_TASK ITEM_
With the images left out, print all of the records below exactly.

[Excerpts from an interface dataset]
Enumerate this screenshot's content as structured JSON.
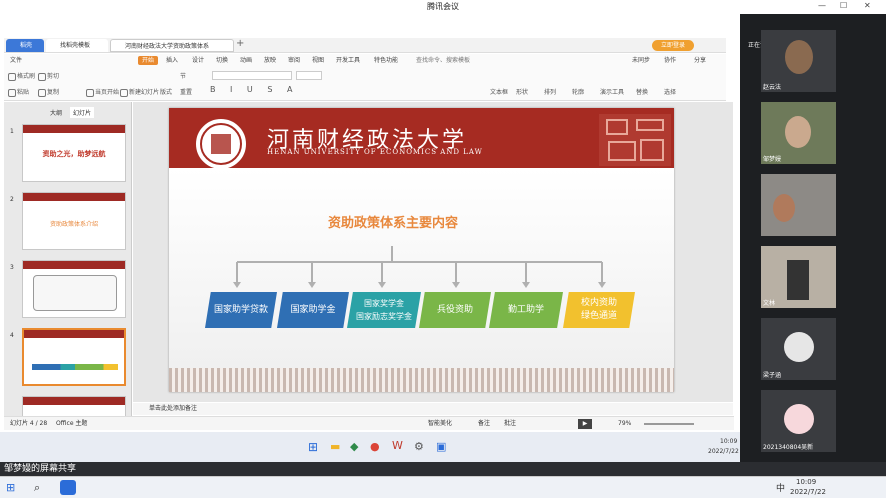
{
  "meeting": {
    "title": "腾讯会议"
  },
  "browser": {
    "tabs": [
      {
        "label": "稻壳",
        "active": false
      },
      {
        "label": "找稻壳模板",
        "active": false
      },
      {
        "label": "河南财经政法大学资助政策体系",
        "active": true
      }
    ],
    "badge": "立即登录"
  },
  "ppt": {
    "menus": [
      "文件",
      "开始",
      "插入",
      "设计",
      "切换",
      "动画",
      "放映",
      "审阅",
      "视图",
      "开发工具",
      "特色功能"
    ],
    "active_menu": "开始",
    "search_placeholder": "查找命令、搜索模板",
    "right_menus": [
      "未同步",
      "协作",
      "分享"
    ],
    "toolbar": [
      "格式刷",
      "粘贴",
      "剪切",
      "复制",
      "当页开始",
      "新建幻灯片",
      "版式",
      "节",
      "重置",
      "文本框",
      "形状",
      "排列",
      "轮廓",
      "演示工具",
      "替换",
      "选择"
    ],
    "panel_tabs": [
      "大纲",
      "幻灯片"
    ],
    "thumbs": [
      {
        "num": "1",
        "text": "资助之光，助梦远航"
      },
      {
        "num": "2",
        "text": "资助政策体系介绍"
      },
      {
        "num": "3",
        "text": ""
      },
      {
        "num": "4",
        "text": ""
      }
    ],
    "slide": {
      "uni_cn": "河南财经政法大学",
      "uni_en": "HENAN UNIVERSITY OF ECONOMICS AND LAW",
      "title": "资助政策体系主要内容",
      "boxes": [
        {
          "line1": "国家助学贷款",
          "line2": "",
          "color": "#2f6fb4"
        },
        {
          "line1": "国家助学金",
          "line2": "",
          "color": "#2f6fb4"
        },
        {
          "line1": "国家奖学金",
          "line2": "国家励志奖学金",
          "color": "#2ba2a6"
        },
        {
          "line1": "兵役资助",
          "line2": "",
          "color": "#7ab648"
        },
        {
          "line1": "勤工助学",
          "line2": "",
          "color": "#7ab648"
        },
        {
          "line1": "校内资助",
          "line2": "绿色通道",
          "color": "#f2c12e"
        }
      ]
    },
    "notes": "单击此处添加备注",
    "status_left": "幻灯片 4 / 28",
    "status_theme": "Office 主题",
    "status_beautify": "智能美化",
    "status_notes": "备注",
    "status_comment": "批注",
    "zoom": "79%",
    "clock_time": "10:09",
    "clock_date": "2022/7/22"
  },
  "panel": {
    "speaking": "正在讲话：邹梦嫚",
    "participants": [
      "赵云法",
      "邹梦嫚",
      "",
      "文林",
      "梁子涵",
      "2021340804吴新"
    ]
  },
  "bottom": {
    "share_text": "邹梦嫚的屏幕共享",
    "time": "10:09",
    "date": "2022/7/22",
    "ime": "中"
  }
}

_RESPONSE TO THIS EXERCISE_
Enumerate this screenshot's content as structured JSON.
{
  "meeting": {
    "title": "腾讯会议"
  },
  "browser": {
    "tabs": [
      {
        "label": "稻壳",
        "active": false
      },
      {
        "label": "找稻壳模板",
        "active": false
      },
      {
        "label": "河南财经政法大学资助政策体系",
        "active": true
      }
    ],
    "badge": "立即登录"
  },
  "ppt": {
    "menus": [
      "文件",
      "开始",
      "插入",
      "设计",
      "切换",
      "动画",
      "放映",
      "审阅",
      "视图",
      "开发工具",
      "特色功能"
    ],
    "active_menu": "开始",
    "search_placeholder": "查找命令、搜索模板",
    "right_menus": [
      "未同步",
      "协作",
      "分享"
    ],
    "toolbar": [
      "格式刷",
      "粘贴",
      "剪切",
      "复制",
      "当页开始",
      "新建幻灯片",
      "版式",
      "节",
      "重置",
      "文本框",
      "形状",
      "排列",
      "轮廓",
      "演示工具",
      "替换",
      "选择"
    ],
    "panel_tabs": [
      "大纲",
      "幻灯片"
    ],
    "thumbs": [
      {
        "num": "1",
        "text": "资助之光，助梦远航"
      },
      {
        "num": "2",
        "text": "资助政策体系介绍"
      },
      {
        "num": "3",
        "text": ""
      },
      {
        "num": "4",
        "text": ""
      }
    ],
    "slide": {
      "uni_cn": "河南财经政法大学",
      "uni_en": "HENAN UNIVERSITY OF ECONOMICS AND LAW",
      "title": "资助政策体系主要内容",
      "boxes": [
        {
          "line1": "国家助学贷款",
          "line2": "",
          "color": "#2f6fb4"
        },
        {
          "line1": "国家助学金",
          "line2": "",
          "color": "#2f6fb4"
        },
        {
          "line1": "国家奖学金",
          "line2": "国家励志奖学金",
          "color": "#2ba2a6"
        },
        {
          "line1": "兵役资助",
          "line2": "",
          "color": "#7ab648"
        },
        {
          "line1": "勤工助学",
          "line2": "",
          "color": "#7ab648"
        },
        {
          "line1": "校内资助",
          "line2": "绿色通道",
          "color": "#f2c12e"
        }
      ]
    },
    "notes": "单击此处添加备注",
    "status_left": "幻灯片 4 / 28",
    "status_theme": "Office 主题",
    "status_beautify": "智能美化",
    "status_notes": "备注",
    "status_comment": "批注",
    "zoom": "79%",
    "clock_time": "10:09",
    "clock_date": "2022/7/22"
  },
  "panel": {
    "speaking": "正在讲话：邹梦嫚",
    "participants": [
      "赵云法",
      "邹梦嫚",
      "",
      "文林",
      "梁子涵",
      "2021340804吴新"
    ]
  },
  "bottom": {
    "share_text": "邹梦嫚的屏幕共享",
    "time": "10:09",
    "date": "2022/7/22",
    "ime": "中"
  }
}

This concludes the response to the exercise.